• [Problem details]
What number of lines in the records below hold the word "MyIDE"? Give that number alone.

• [Supplied records]
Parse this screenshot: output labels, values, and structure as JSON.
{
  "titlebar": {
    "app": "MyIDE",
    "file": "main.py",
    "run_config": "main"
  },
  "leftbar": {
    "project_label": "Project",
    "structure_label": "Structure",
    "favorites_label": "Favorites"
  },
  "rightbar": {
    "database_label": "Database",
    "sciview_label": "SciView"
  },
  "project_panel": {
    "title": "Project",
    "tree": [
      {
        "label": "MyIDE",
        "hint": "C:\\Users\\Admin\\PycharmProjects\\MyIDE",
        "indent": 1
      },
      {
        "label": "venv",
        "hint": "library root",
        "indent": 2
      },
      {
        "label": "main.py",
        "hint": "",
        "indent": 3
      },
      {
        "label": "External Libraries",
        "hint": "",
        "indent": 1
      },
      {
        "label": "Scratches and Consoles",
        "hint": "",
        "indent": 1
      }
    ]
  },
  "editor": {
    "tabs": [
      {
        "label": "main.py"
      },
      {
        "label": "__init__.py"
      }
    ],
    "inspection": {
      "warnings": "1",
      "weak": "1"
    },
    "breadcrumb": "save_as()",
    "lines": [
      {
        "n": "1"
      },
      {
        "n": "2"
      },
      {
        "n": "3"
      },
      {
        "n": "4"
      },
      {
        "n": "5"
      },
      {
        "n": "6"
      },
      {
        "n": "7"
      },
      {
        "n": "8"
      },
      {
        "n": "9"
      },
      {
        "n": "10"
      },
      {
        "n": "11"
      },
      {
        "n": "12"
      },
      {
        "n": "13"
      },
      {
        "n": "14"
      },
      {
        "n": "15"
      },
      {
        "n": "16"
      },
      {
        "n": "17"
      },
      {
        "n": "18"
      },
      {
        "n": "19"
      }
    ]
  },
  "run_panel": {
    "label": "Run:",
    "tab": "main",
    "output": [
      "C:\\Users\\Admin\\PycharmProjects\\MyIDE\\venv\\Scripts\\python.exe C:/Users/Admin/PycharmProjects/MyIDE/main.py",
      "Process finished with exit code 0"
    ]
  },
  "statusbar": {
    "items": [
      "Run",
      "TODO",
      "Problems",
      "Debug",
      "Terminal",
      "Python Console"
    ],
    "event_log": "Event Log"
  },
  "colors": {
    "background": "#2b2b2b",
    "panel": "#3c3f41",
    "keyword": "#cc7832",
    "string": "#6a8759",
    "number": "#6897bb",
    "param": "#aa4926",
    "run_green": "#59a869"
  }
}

• [Answer box]
4